Please report how many lines in the data underneath hold the word "true", with no other text.

Interface dataset entries:
********

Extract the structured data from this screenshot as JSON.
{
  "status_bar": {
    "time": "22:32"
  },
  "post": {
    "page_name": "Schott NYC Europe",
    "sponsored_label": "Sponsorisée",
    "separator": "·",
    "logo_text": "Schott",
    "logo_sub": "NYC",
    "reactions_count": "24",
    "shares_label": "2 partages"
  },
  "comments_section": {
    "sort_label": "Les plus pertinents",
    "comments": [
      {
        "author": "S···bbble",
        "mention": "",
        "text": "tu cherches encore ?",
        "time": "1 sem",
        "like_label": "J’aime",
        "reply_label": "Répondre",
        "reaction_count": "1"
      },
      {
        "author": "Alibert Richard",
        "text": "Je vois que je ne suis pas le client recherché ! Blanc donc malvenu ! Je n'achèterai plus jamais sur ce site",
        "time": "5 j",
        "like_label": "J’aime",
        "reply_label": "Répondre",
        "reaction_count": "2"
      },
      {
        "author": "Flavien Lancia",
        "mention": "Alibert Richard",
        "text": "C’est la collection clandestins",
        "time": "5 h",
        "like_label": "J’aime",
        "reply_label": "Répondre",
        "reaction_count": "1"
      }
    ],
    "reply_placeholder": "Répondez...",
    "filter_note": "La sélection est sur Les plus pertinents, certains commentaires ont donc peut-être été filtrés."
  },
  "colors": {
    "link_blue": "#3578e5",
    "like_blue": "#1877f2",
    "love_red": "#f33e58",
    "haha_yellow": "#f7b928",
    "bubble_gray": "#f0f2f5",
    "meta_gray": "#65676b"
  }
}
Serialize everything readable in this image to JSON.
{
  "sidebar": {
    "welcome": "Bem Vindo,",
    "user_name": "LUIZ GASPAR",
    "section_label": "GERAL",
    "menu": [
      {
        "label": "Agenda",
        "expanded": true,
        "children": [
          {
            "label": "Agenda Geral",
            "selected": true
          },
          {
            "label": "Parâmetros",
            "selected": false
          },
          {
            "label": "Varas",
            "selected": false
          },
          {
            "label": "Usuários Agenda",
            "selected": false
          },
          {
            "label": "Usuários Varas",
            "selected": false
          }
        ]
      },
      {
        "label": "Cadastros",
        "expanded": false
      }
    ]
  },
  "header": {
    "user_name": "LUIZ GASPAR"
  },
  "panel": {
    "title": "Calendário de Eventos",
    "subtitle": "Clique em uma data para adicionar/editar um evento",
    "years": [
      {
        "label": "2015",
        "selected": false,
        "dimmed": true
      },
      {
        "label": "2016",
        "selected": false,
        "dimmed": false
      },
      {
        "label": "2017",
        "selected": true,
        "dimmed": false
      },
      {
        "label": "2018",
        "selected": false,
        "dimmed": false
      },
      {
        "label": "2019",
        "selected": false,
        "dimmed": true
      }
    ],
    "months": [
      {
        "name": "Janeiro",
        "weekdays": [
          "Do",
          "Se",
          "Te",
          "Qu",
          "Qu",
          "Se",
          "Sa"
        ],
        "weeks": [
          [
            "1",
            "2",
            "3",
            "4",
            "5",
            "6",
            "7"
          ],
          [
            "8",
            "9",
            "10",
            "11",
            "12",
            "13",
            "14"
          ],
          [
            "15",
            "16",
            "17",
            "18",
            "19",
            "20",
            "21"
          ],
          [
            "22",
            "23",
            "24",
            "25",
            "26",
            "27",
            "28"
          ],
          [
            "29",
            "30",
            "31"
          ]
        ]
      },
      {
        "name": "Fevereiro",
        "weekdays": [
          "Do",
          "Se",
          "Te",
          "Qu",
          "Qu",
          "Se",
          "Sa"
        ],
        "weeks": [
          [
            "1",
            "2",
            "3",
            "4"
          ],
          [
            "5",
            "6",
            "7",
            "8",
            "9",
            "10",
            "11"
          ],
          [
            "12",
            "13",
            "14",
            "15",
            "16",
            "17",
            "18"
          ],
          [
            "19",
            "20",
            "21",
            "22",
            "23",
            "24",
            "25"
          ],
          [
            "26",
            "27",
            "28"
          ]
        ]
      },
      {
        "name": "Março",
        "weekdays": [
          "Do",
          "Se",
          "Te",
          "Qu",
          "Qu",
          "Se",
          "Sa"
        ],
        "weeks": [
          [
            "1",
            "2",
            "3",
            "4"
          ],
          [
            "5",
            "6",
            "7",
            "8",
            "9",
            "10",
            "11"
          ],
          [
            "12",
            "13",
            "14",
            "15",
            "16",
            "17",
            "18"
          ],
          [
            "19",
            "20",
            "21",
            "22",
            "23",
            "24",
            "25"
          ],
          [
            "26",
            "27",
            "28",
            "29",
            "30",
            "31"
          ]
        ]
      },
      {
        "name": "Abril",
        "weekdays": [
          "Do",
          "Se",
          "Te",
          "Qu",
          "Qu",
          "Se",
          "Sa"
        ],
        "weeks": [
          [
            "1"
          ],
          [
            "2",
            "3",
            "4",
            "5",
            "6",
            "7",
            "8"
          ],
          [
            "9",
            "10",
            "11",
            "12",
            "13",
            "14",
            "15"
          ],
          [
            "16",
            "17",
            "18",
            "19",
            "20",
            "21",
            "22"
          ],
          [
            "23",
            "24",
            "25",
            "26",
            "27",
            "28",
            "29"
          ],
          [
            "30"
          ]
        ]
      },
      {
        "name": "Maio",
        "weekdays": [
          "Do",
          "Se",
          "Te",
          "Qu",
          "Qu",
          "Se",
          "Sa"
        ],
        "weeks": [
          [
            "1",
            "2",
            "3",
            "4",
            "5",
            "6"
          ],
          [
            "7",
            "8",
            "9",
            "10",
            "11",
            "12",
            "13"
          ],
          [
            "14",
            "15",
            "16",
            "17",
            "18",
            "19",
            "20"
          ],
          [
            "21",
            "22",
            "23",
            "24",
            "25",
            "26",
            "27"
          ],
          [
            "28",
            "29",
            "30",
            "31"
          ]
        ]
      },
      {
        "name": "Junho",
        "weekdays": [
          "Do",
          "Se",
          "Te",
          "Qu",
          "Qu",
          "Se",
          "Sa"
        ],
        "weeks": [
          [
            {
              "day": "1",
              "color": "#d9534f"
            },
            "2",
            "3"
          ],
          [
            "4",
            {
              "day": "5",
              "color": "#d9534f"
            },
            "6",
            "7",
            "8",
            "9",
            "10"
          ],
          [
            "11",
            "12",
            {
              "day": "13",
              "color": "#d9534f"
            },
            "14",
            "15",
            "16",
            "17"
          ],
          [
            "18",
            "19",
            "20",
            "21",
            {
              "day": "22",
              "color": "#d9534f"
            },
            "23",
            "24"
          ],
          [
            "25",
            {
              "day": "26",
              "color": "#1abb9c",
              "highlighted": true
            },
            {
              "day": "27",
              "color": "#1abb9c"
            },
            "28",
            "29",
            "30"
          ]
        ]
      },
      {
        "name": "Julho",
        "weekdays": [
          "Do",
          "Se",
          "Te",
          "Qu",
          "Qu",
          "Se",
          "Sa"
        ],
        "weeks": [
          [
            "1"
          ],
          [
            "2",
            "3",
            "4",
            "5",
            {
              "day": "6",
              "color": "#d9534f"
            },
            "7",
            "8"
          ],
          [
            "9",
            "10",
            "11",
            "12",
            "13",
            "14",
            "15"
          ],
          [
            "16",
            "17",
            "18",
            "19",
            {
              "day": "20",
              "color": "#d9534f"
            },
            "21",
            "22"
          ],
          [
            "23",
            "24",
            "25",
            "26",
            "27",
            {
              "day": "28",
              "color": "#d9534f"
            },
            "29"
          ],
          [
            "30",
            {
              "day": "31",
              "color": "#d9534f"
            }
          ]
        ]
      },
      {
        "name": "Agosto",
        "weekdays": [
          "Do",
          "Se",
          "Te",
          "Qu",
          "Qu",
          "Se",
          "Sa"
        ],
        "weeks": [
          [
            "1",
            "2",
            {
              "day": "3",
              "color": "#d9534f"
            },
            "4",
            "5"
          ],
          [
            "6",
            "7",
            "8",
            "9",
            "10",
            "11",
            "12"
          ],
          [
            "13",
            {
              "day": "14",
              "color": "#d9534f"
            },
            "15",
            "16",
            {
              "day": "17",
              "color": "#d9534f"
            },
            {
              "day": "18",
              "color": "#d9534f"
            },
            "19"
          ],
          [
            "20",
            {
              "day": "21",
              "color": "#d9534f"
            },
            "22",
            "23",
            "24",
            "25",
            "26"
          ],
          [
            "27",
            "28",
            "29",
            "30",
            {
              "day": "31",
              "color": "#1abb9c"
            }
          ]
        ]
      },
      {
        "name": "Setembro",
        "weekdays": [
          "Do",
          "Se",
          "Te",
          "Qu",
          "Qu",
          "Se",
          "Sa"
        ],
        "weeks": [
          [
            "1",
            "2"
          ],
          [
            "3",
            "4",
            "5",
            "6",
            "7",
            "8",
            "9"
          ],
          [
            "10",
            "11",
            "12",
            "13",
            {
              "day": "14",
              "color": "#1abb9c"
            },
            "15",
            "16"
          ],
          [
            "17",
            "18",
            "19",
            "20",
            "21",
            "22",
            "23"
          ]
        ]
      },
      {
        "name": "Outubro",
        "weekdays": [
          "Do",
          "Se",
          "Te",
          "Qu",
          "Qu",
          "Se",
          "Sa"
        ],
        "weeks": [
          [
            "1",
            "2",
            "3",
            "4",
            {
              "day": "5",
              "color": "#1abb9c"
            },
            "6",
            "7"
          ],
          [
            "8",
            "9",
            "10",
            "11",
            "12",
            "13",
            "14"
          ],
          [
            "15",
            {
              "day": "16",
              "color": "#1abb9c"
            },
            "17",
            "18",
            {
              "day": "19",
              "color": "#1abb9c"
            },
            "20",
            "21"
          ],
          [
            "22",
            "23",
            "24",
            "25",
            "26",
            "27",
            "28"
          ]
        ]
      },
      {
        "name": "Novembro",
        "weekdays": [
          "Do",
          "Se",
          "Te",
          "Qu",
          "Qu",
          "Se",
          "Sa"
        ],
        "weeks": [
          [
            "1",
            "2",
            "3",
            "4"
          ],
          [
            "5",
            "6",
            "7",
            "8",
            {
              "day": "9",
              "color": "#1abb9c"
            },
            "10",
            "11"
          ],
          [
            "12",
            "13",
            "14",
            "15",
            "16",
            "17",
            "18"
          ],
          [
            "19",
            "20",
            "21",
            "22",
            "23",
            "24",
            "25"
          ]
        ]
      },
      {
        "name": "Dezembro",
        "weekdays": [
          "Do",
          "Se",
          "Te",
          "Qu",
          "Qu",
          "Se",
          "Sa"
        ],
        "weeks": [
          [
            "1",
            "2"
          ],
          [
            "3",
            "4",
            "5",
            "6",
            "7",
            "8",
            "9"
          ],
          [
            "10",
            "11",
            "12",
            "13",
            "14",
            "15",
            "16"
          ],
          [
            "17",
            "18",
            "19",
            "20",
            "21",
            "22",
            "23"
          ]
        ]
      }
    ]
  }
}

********

- [Result of the exercise]
6